%%
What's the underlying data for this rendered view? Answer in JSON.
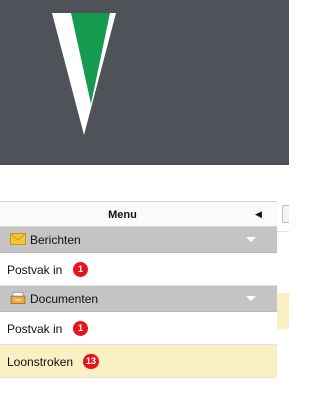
{
  "brand": {
    "logo_icon": "green-v-logo-icon",
    "colors": {
      "header_bg": "#4f5359",
      "logo_green": "#159a4f",
      "logo_white": "#ffffff"
    }
  },
  "menu": {
    "title": "Menu",
    "collapse_icon": "triangle-left-icon",
    "sections": [
      {
        "label": "Berichten",
        "icon": "envelope-icon",
        "items": [
          {
            "label": "Postvak in",
            "badge": "1",
            "selected": false
          }
        ]
      },
      {
        "label": "Documenten",
        "icon": "documents-icon",
        "items": [
          {
            "label": "Postvak in",
            "badge": "1",
            "selected": false
          },
          {
            "label": "Loonstroken",
            "badge": "13",
            "selected": true
          }
        ]
      }
    ]
  },
  "colors": {
    "badge": "#e8141b",
    "selected_row": "#fbefc4",
    "section_bg": "#c4c4c4"
  }
}
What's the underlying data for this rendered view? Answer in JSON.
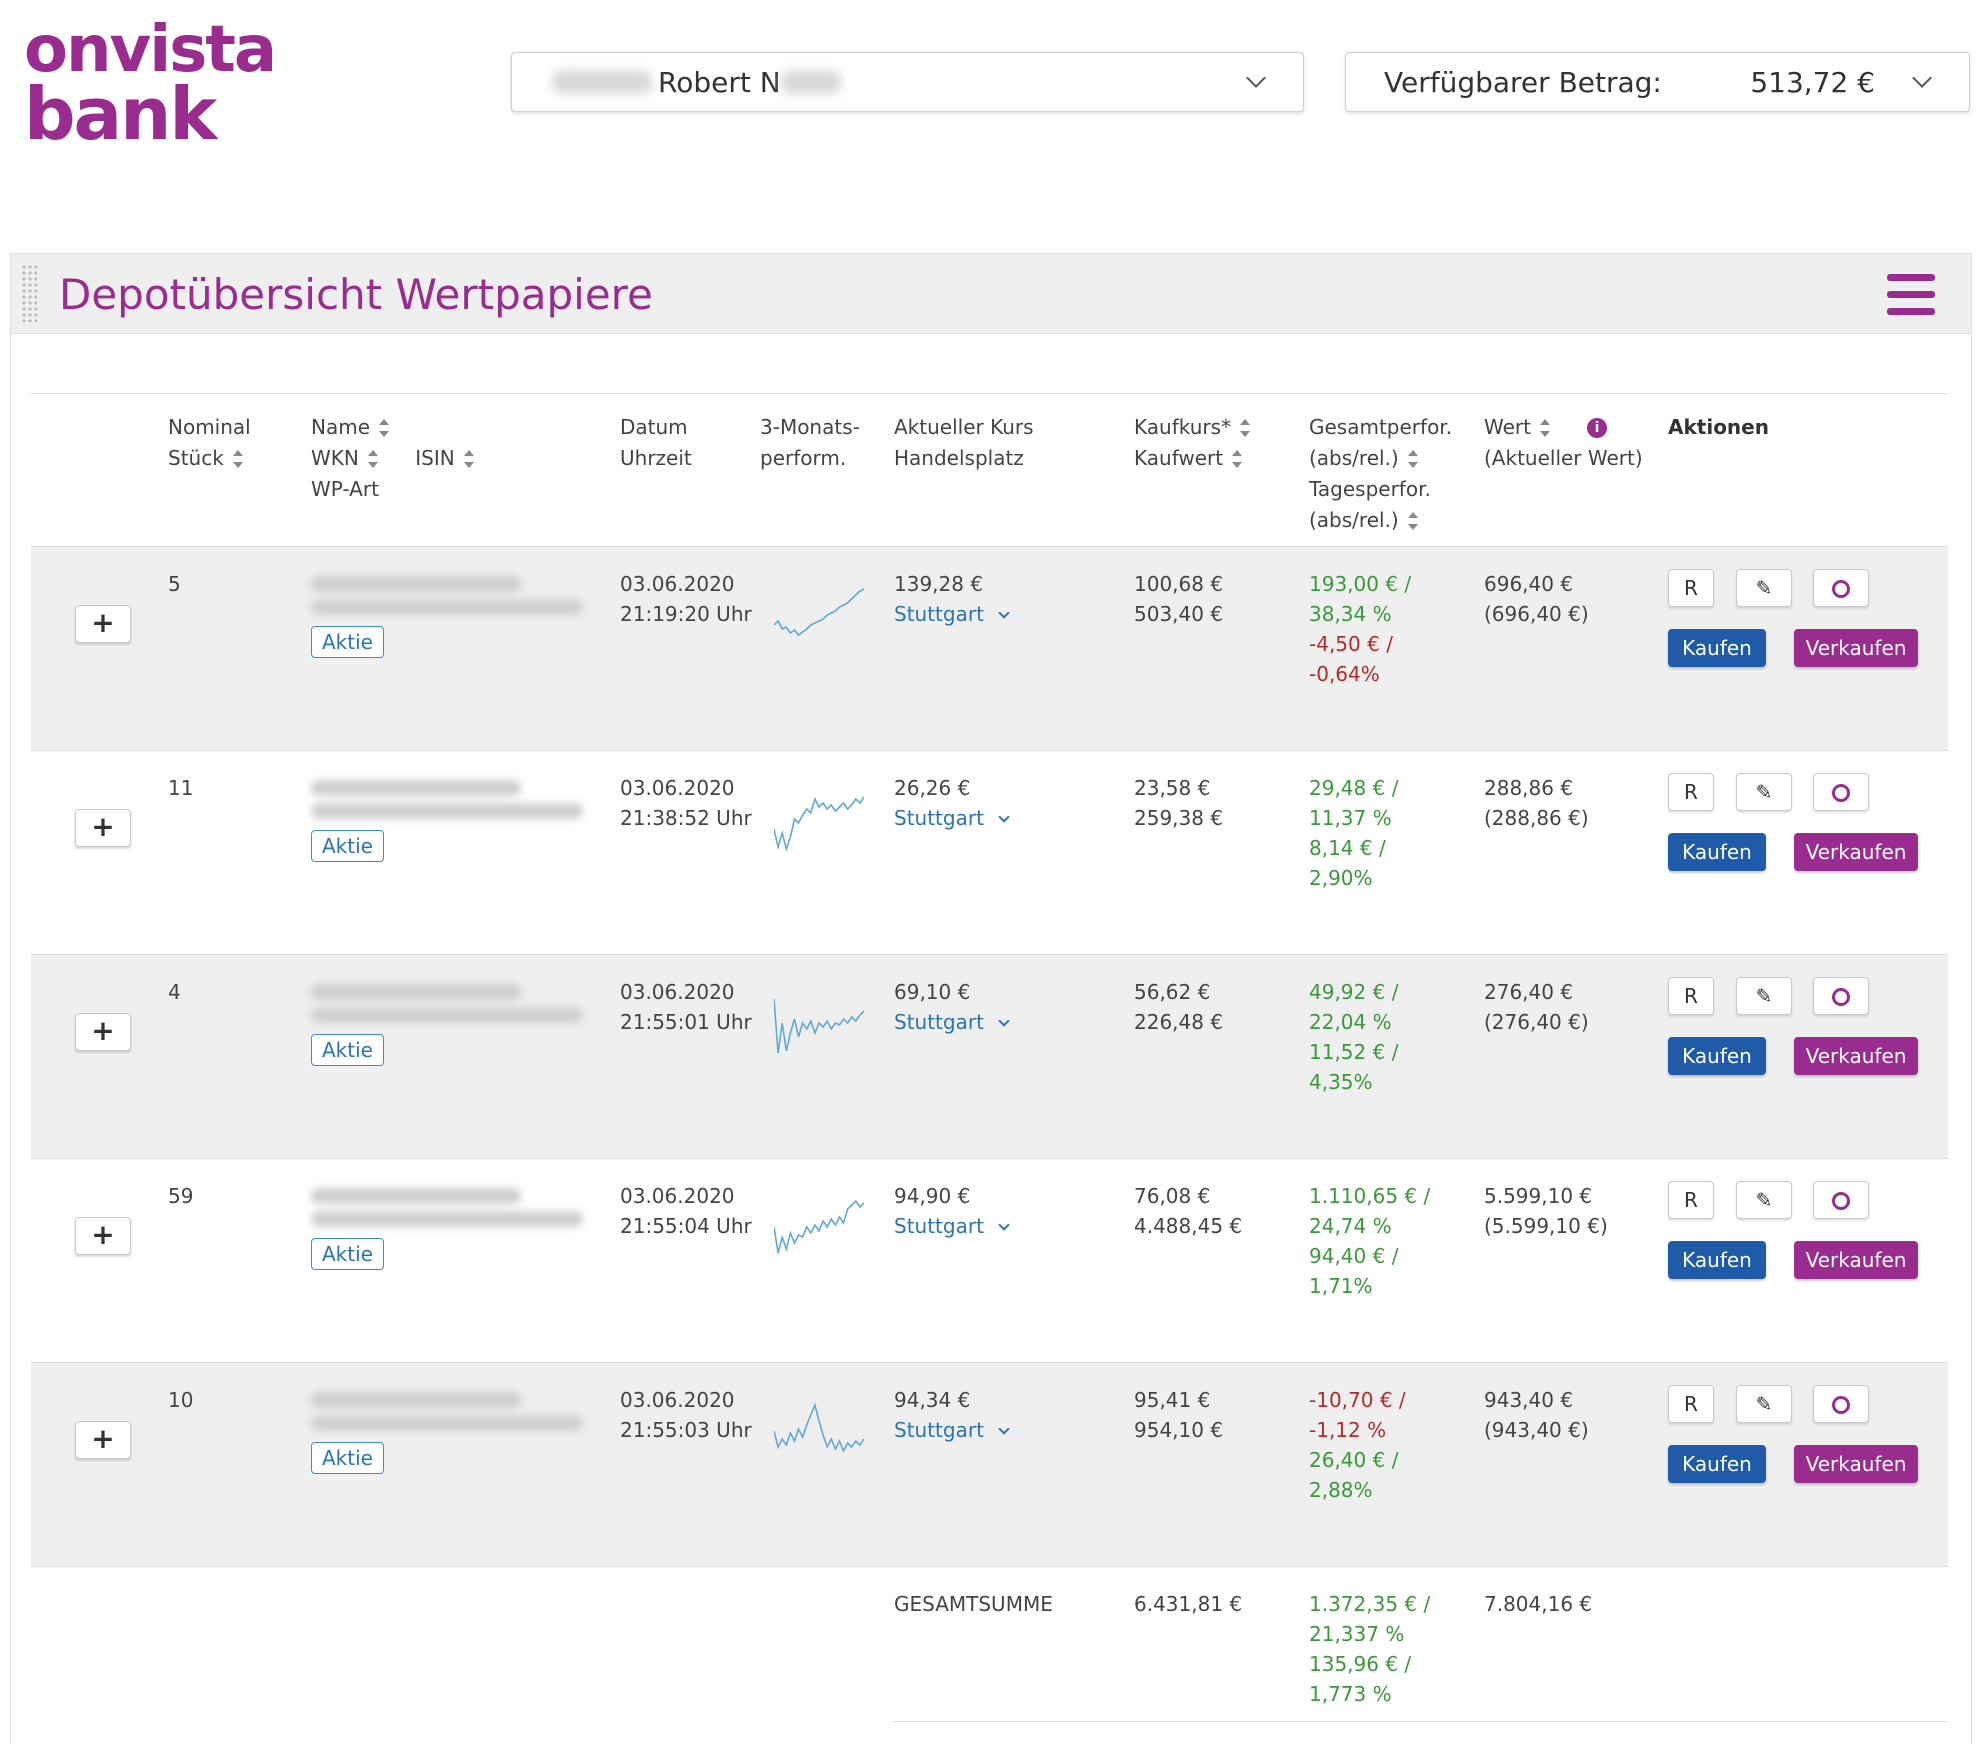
{
  "brand": {
    "line1": "onvista",
    "line2": "bank",
    "color": "#9a2c8f"
  },
  "account_selector": {
    "name": "Robert N"
  },
  "amount_selector": {
    "label": "Verfügbarer Betrag:",
    "value": "513,72 €"
  },
  "panel": {
    "title": "Depotübersicht Wertpapiere"
  },
  "columns": {
    "nominal": "Nominal",
    "stueck": "Stück",
    "name": "Name",
    "wkn": "WKN",
    "isin": "ISIN",
    "wpart": "WP-Art",
    "datum": "Datum",
    "uhrzeit": "Uhrzeit",
    "perf3m_1": "3-Monats-",
    "perf3m_2": "perform.",
    "kurs": "Aktueller Kurs",
    "handelsplatz": "Handelsplatz",
    "kaufkurs": "Kaufkurs*",
    "kaufwert": "Kaufwert",
    "gesamt": "Gesamtperfor.",
    "gesamt_abs": "(abs/rel.)",
    "tages": "Tagesperfor.",
    "tages_abs": "(abs/rel.)",
    "wert": "Wert",
    "wert_aktuell": "(Aktueller Wert)",
    "aktionen": "Aktionen"
  },
  "buttons": {
    "expand": "+",
    "r": "R",
    "edit": "✎",
    "buy": "Kaufen",
    "sell": "Verkaufen"
  },
  "rows": [
    {
      "stueck": "5",
      "wpart": "Aktie",
      "datum": "03.06.2020",
      "uhrzeit": "21:19:20 Uhr",
      "kurs": "139,28 €",
      "handelsplatz": "Stuttgart",
      "kaufkurs": "100,68 €",
      "kaufwert": "503,40 €",
      "gesamt_abs": "193,00 € /",
      "gesamt_rel": "38,34 %",
      "tages_abs": "-4,50 € /",
      "tages_rel": "-0,64%",
      "wert": "696,40 €",
      "wert_aktuell": "(696,40 €)",
      "spark": [
        40,
        36,
        44,
        42,
        48,
        45,
        50,
        47,
        44,
        40,
        38,
        36,
        34,
        30,
        28,
        26,
        22,
        20,
        18,
        14,
        10,
        6,
        4
      ]
    },
    {
      "stueck": "11",
      "wpart": "Aktie",
      "datum": "03.06.2020",
      "uhrzeit": "21:38:52 Uhr",
      "kurs": "26,26 €",
      "handelsplatz": "Stuttgart",
      "kaufkurs": "23,58 €",
      "kaufwert": "259,38 €",
      "gesamt_abs": "29,48 € /",
      "gesamt_rel": "11,37 %",
      "tages_abs": "8,14 € /",
      "tages_rel": "2,90%",
      "wert": "288,86 €",
      "wert_aktuell": "(288,86 €)",
      "spark": [
        40,
        58,
        44,
        60,
        48,
        30,
        34,
        26,
        20,
        24,
        10,
        18,
        14,
        20,
        16,
        22,
        18,
        14,
        20,
        16,
        10,
        14,
        8
      ]
    },
    {
      "stueck": "4",
      "wpart": "Aktie",
      "datum": "03.06.2020",
      "uhrzeit": "21:55:01 Uhr",
      "kurs": "69,10 €",
      "handelsplatz": "Stuttgart",
      "kaufkurs": "56,62 €",
      "kaufwert": "226,48 €",
      "gesamt_abs": "49,92 € /",
      "gesamt_rel": "22,04 %",
      "tages_abs": "11,52 € /",
      "tages_rel": "4,35%",
      "wert": "276,40 €",
      "wert_aktuell": "(276,40 €)",
      "spark": [
        6,
        60,
        30,
        58,
        40,
        26,
        44,
        30,
        36,
        28,
        40,
        30,
        34,
        28,
        36,
        30,
        32,
        26,
        30,
        24,
        28,
        22,
        18
      ]
    },
    {
      "stueck": "59",
      "wpart": "Aktie",
      "datum": "03.06.2020",
      "uhrzeit": "21:55:04 Uhr",
      "kurs": "94,90 €",
      "handelsplatz": "Stuttgart",
      "kaufkurs": "76,08 €",
      "kaufwert": "4.488,45 €",
      "gesamt_abs": "1.110,65 € /",
      "gesamt_rel": "24,74 %",
      "tages_abs": "94,40 € /",
      "tages_rel": "1,71%",
      "wert": "5.599,10 €",
      "wert_aktuell": "(5.599,10 €)",
      "spark": [
        30,
        56,
        40,
        52,
        36,
        46,
        38,
        40,
        30,
        36,
        28,
        34,
        24,
        30,
        22,
        28,
        20,
        26,
        12,
        8,
        4,
        10,
        6
      ]
    },
    {
      "stueck": "10",
      "wpart": "Aktie",
      "datum": "03.06.2020",
      "uhrzeit": "21:55:03 Uhr",
      "kurs": "94,34 €",
      "handelsplatz": "Stuttgart",
      "kaufkurs": "95,41 €",
      "kaufwert": "954,10 €",
      "gesamt_abs": "-10,70 € /",
      "gesamt_rel": "-1,12 %",
      "tages_abs": "26,40 € /",
      "tages_rel": "2,88%",
      "wert": "943,40 €",
      "wert_aktuell": "(943,40 €)",
      "spark": [
        30,
        46,
        38,
        44,
        32,
        40,
        28,
        36,
        24,
        14,
        4,
        20,
        34,
        46,
        38,
        48,
        40,
        50,
        42,
        46,
        40,
        44,
        38
      ]
    }
  ],
  "total": {
    "label": "GESAMTSUMME",
    "kaufwert": "6.431,81 €",
    "gesamt_abs": "1.372,35 € /",
    "gesamt_rel": "21,337 %",
    "tages_abs": "135,96 € /",
    "tages_rel": "1,773 %",
    "wert": "7.804,16 €"
  },
  "colors": {
    "accent": "#9a2c8f",
    "buy": "#1f5ba8",
    "positive": "#3a9a3a",
    "negative": "#b52a2a",
    "link": "#2a74b3",
    "spark": "#5fa8d8"
  }
}
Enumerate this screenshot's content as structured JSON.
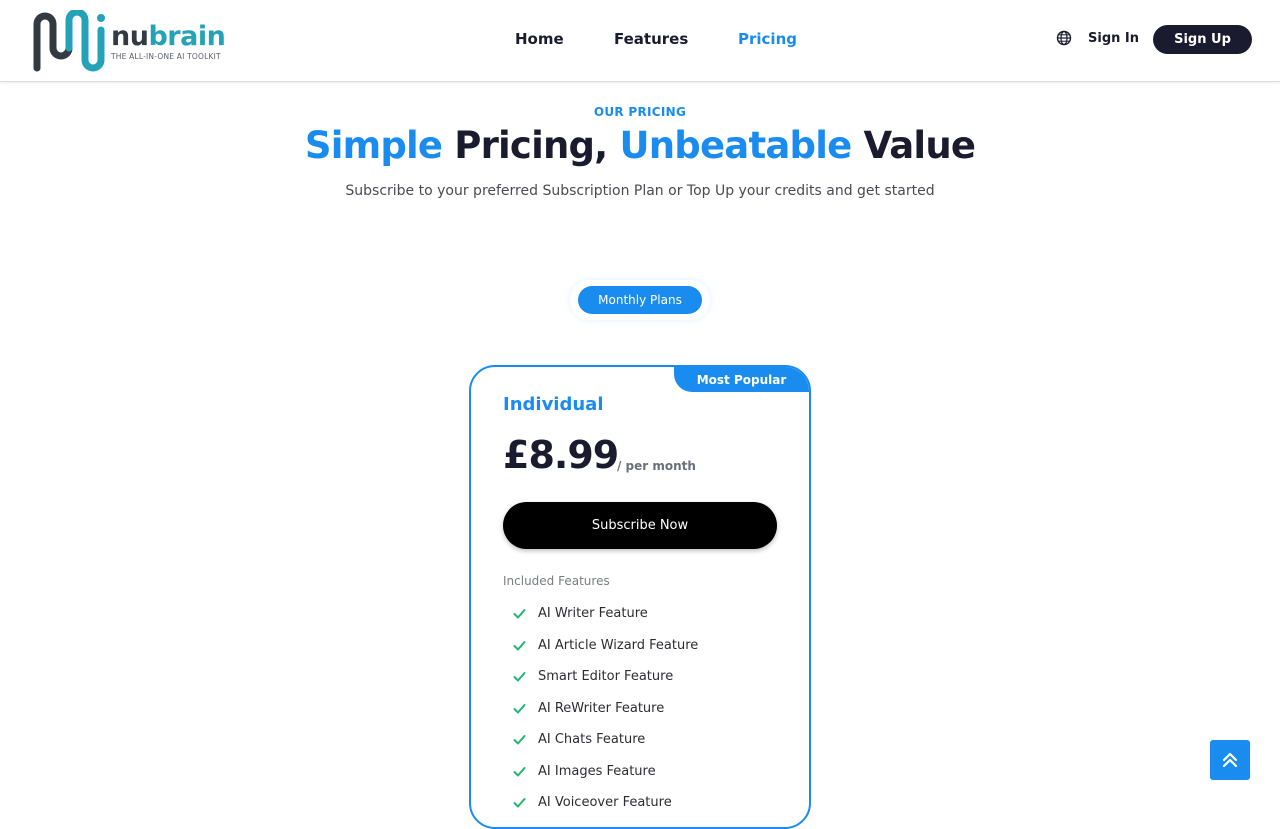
{
  "brand": {
    "name_part1": "nu",
    "name_part2": "brain",
    "tagline": "THE ALL-IN-ONE AI TOOLKIT",
    "colors": {
      "dark": "#333a42",
      "teal": "#24a3b8"
    }
  },
  "nav": {
    "items": [
      {
        "label": "Home",
        "active": false
      },
      {
        "label": "Features",
        "active": false
      },
      {
        "label": "Pricing",
        "active": true
      }
    ],
    "language_icon": "globe-icon",
    "signin_label": "Sign In",
    "signup_label": "Sign Up"
  },
  "hero": {
    "eyebrow": "OUR PRICING",
    "title_w1": "Simple",
    "title_w2": " Pricing, ",
    "title_w3": "Unbeatable",
    "title_w4": " Value",
    "subtitle": "Subscribe to your preferred Subscription Plan or Top Up your credits and get started"
  },
  "toggle": {
    "label": "Monthly Plans"
  },
  "plan": {
    "badge": "Most Popular",
    "name": "Individual",
    "price": "£8.99",
    "period": "/  per month",
    "cta": "Subscribe Now",
    "features_label": "Included Features",
    "features": [
      "AI Writer Feature",
      "AI Article Wizard Feature",
      "Smart Editor Feature",
      "AI ReWriter Feature",
      "AI Chats Feature",
      "AI Images Feature",
      "AI Voiceover Feature"
    ]
  },
  "colors": {
    "accent": "#1a8cf0",
    "dark": "#1b1b2f",
    "check": "#22b573"
  },
  "back_to_top_icon": "chevron-double-up-icon"
}
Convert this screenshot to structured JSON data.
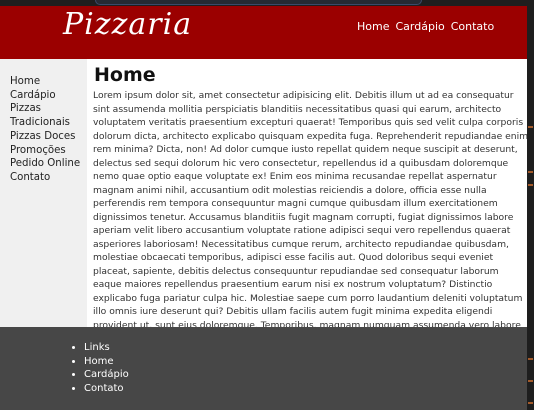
{
  "header": {
    "logo": "Pizzaria",
    "nav": [
      "Home",
      "Cardápio",
      "Contato"
    ]
  },
  "sidebar": {
    "items": [
      "Home",
      "Cardápio",
      "Pizzas",
      "Tradicionais",
      "Pizzas Doces",
      "Promoções",
      "Pedido Online",
      "Contato"
    ]
  },
  "main": {
    "title": "Home",
    "text": "Lorem ipsum dolor sit, amet consectetur adipisicing elit. Debitis illum ut ad ea consequatur sint assumenda mollitia perspiciatis blanditiis necessitatibus quasi qui earum, architecto voluptatem veritatis praesentium excepturi quaerat! Temporibus quis sed velit culpa corporis dolorum dicta, architecto explicabo quisquam expedita fuga. Reprehenderit repudiandae enim rem minima? Dicta, non! Ad dolor cumque iusto repellat quidem neque suscipit at deserunt, delectus sed sequi dolorum hic vero consectetur, repellendus id a quibusdam doloremque nemo quae optio eaque voluptate ex! Enim eos minima recusandae repellat aspernatur magnam animi nihil, accusantium odit molestias reiciendis a dolore, officia esse nulla perferendis rem tempora consequuntur magni cumque quibusdam illum exercitationem dignissimos tenetur. Accusamus blanditiis fugit magnam corrupti, fugiat dignissimos labore aperiam velit libero accusantium voluptate ratione adipisci sequi vero repellendus quaerat asperiores laboriosam! Necessitatibus cumque rerum, architecto repudiandae quibusdam, molestiae obcaecati temporibus, adipisci esse facilis aut. Quod doloribus sequi eveniet placeat, sapiente, debitis delectus consequuntur repudiandae sed consequatur laborum eaque maiores repellendus praesentium earum nisi ex nostrum voluptatum? Distinctio explicabo fuga pariatur culpa hic. Molestiae saepe cum porro laudantium deleniti voluptatum illo omnis iure deserunt qui? Debitis ullam facilis autem fugit minima expedita eligendi provident ut, sunt eius doloremque. Temporibus, magnam numquam assumenda vero labore quidem."
  },
  "footer": {
    "links": [
      "Links",
      "Home",
      "Cardápio",
      "Contato"
    ]
  },
  "colors": {
    "header_bg": "#9b0000",
    "sidebar_bg": "#f0f0f0",
    "footer_bg": "#474747",
    "editor_bg": "#1e1e1e"
  }
}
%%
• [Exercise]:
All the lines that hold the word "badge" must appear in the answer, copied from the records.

• [Answer for the task]:
            "badge": "1",
            "badge": "1",
            "badge": "13",
    "badge": "#e8141b",
    "badge": "Most Popular",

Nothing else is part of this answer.